The two groups, Come and Take it Texas and Dontcomply.com, had originally planned to hold their event at the University of Texas but later moved the event off campus after meeting with university officials. A Facebook announcement of the decision said that UT “will be the backdrop to this event."

The university said in a statement that the Austin campus does not permit outside groups staging demonstrations, and that the groups could be arrested for trespassing.

"When outside individuals come on campus and violate our rules regarding use of our grounds and facilities, they are asked to leave. If they do not, it becomes a criminal trespass matter," university spokesman J.B. Bird told The Associated Press.

The planned demonstration, “Life And Liberty Event To End Gun Free Zones,” coincides with final exams, and several students wrote on the event’s Facebook page also requesting that the event be moved off-campus.

The organizing groups say that the purpose of the protest is to “stand up, take a walk, and put pressure on politicians to ban Gun Free Zones.” They believe that restrictions on carrying guns in public places contributes to mass shootings.

Current laws regarding carrying weapons on university campuses are already scheduled to change in Texas. This past June, Gov. Greg Abbott signed the so-called “campus carry” bill into law, which would allow license holders to carry concealed handguns on public university campuses in the state, beginning in August 2016.

Although the bill states that public universities would have some authority to regulate the carrying and storage of handguns, it has been met with considerable resistance by both students and faculty.

Several academic departments and schools on the Austin campus have banded together to form “Gun Free UT,” a university-wide movement hoping to ensure that the campus carry bill is repealed.

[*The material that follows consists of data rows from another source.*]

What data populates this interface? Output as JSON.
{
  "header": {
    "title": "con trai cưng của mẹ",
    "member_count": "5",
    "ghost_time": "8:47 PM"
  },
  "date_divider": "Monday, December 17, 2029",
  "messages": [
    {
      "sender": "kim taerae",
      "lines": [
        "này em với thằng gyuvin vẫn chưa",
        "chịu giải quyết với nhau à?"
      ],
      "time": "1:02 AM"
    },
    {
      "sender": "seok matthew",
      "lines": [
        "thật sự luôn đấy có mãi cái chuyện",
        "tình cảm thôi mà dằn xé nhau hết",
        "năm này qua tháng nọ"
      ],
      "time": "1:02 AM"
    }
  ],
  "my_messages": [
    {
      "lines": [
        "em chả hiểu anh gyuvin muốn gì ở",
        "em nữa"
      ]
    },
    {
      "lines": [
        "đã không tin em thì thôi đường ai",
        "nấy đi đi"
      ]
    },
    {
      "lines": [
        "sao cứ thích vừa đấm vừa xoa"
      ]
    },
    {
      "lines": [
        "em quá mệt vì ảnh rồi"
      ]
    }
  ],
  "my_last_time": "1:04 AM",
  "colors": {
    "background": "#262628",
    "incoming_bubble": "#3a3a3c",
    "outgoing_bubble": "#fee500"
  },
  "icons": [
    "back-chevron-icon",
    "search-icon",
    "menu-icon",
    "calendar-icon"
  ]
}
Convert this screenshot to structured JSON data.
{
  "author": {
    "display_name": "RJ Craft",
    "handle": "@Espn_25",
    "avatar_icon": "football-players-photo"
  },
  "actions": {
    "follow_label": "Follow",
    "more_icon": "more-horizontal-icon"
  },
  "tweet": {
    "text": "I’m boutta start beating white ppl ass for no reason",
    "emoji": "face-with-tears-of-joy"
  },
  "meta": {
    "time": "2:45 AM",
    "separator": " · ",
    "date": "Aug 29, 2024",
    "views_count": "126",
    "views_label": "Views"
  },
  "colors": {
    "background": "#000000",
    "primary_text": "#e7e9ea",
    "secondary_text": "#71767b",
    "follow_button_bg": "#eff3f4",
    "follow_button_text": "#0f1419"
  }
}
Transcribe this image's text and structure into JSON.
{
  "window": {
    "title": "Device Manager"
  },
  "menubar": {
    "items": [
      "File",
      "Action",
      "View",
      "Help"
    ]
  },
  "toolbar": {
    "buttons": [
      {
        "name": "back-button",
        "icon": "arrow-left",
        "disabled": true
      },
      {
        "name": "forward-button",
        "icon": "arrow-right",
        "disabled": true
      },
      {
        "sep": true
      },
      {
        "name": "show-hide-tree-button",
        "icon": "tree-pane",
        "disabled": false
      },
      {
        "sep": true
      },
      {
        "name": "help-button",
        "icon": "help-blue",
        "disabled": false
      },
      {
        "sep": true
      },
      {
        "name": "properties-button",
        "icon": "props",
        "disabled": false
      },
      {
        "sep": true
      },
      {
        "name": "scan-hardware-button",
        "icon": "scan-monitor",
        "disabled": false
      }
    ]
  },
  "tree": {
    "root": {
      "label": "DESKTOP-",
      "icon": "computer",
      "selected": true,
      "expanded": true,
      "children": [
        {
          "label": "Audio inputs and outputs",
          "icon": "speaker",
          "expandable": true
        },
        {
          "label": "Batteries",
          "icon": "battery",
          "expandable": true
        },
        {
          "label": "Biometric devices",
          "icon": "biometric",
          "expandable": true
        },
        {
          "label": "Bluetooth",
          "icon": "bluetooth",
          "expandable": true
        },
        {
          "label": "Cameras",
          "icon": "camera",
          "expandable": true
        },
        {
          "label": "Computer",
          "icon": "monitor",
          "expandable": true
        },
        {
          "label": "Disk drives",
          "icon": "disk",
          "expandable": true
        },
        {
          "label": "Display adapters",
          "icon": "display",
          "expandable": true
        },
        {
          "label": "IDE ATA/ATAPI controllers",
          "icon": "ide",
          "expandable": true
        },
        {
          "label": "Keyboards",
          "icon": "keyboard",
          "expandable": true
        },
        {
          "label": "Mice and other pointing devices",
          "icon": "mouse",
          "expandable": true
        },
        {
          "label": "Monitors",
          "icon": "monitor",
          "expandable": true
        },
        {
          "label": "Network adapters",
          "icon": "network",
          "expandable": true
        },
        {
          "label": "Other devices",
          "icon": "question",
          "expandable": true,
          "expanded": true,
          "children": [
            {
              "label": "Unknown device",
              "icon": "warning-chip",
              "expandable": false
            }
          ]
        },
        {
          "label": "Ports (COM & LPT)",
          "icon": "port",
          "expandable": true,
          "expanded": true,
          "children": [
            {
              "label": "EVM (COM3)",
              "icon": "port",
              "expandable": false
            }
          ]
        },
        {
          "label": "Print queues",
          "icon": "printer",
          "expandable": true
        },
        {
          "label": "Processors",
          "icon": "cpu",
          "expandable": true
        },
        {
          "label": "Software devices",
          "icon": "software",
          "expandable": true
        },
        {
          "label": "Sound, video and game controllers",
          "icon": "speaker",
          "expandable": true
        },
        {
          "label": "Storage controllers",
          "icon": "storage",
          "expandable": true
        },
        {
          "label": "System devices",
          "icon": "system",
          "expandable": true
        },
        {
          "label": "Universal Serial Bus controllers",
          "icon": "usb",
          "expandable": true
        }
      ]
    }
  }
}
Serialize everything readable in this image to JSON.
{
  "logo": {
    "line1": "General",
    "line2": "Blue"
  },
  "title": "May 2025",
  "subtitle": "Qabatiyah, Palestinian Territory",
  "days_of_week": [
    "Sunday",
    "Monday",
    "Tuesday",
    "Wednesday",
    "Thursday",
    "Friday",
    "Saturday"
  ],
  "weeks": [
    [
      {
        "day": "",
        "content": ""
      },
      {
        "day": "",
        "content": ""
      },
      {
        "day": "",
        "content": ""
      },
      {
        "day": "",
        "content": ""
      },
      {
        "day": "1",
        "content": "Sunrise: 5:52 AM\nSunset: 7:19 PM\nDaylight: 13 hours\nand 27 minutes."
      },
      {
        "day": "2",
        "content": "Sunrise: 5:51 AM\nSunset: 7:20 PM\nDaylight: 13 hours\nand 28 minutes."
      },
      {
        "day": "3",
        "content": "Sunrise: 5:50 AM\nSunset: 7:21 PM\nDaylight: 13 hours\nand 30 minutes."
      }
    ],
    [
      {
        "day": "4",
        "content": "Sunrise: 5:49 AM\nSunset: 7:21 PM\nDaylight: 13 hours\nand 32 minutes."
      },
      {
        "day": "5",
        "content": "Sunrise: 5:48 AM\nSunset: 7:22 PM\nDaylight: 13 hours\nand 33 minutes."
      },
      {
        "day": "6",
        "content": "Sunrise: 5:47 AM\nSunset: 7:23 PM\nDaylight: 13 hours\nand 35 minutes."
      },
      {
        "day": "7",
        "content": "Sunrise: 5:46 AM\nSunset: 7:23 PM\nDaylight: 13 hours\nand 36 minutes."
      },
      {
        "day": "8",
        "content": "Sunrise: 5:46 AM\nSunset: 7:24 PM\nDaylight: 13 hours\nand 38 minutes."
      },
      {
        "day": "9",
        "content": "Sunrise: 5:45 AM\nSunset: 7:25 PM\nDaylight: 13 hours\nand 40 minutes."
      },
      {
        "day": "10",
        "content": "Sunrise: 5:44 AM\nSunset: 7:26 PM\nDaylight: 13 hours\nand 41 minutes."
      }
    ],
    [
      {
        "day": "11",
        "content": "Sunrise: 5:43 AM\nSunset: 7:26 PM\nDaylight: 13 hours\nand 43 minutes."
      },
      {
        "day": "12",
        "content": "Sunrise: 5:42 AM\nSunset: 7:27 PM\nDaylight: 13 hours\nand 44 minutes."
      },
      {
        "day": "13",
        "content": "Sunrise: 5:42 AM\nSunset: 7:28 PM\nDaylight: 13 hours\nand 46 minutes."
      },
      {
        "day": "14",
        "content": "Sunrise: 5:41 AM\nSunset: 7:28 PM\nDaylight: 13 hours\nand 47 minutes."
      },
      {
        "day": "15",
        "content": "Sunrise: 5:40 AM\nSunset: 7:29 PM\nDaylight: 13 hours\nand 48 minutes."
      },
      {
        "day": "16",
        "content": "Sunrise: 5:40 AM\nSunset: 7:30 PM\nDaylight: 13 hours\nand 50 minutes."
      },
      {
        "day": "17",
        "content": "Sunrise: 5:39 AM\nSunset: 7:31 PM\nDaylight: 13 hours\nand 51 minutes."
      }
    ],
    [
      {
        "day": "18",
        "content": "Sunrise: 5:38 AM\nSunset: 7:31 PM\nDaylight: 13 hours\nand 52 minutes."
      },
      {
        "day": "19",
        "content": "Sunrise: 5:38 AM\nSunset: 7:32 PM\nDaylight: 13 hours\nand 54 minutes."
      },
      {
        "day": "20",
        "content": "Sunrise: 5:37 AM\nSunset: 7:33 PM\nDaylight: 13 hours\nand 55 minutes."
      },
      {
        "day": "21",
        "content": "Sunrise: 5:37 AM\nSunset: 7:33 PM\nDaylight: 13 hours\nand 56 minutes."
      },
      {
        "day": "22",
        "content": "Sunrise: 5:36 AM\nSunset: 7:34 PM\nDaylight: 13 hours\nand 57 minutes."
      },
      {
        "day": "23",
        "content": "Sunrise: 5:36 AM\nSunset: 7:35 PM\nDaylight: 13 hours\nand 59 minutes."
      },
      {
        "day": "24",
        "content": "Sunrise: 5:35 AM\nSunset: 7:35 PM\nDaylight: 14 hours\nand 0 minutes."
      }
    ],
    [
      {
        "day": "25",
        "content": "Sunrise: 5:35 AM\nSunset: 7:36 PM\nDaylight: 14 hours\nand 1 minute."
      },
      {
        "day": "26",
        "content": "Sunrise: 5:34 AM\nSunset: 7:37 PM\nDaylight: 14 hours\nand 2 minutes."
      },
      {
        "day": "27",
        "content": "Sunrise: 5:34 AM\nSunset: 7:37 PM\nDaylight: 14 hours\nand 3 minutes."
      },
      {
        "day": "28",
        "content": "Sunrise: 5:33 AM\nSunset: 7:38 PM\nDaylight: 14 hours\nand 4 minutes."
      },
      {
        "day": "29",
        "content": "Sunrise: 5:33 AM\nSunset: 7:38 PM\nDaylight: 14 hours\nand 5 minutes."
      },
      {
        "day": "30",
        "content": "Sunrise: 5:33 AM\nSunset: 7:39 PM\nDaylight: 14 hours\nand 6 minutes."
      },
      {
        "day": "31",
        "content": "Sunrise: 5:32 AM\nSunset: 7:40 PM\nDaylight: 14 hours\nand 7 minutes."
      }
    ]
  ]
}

“[We are] opposed  to allowing guns in classrooms and faculty offices. The presence of guns, or even their potential presence, would create an atmosphere of fear and intimidation that would impede our ability to teach,” faculty members of the UT math department said in a recent statement.

This report contains material from The Associated Press.

You've read  of  free articles. Subscribe to continue.

Dear Reader,

About a year ago, I happened upon this statement about the Monitor in the Harvard Business Review – under the charming heading of “do things that don’t interest you”:

“Many things that end up” being meaningful, writes social scientist Joseph Grenny, “have come from conference workshops, articles, or online videos that began as a chore and ended with an insight. My work in Kenya, for example, was heavily influenced by a Christian Science Monitor article I had forced myself to read 10 years earlier. Sometimes, we call things ‘boring’ simply because they lie outside the box we are currently in.”

If you were to come up with a punchline to a joke about the Monitor, that would probably be it. We’re seen as being global, fair, insightful, and perhaps a bit too earnest. We’re the bran muffin of journalism.

But you know what? We change lives. And I’m going to argue that we change lives precisely because we force open that too-small box that most human beings think they live in.

The Monitor is a peculiar little publication that’s hard for the world to figure out. We’re run by a church, but we’re not only for church members and we’re not about converting people. We’re known as being fair even as the world becomes as polarized as at any time since the newspaper’s founding in 1908.

We have a mission beyond circulation, we want to bridge divides. We’re about kicking down the door of thought everywhere and saying, “You are bigger and more capable than you realize. And we can prove it.”

If you’re looking for bran muffin journalism, you can subscribe to the Monitor for $15. You’ll get the Monitor Weekly magazine, the Monitor Daily email, and unlimited access to CSMonitor.com.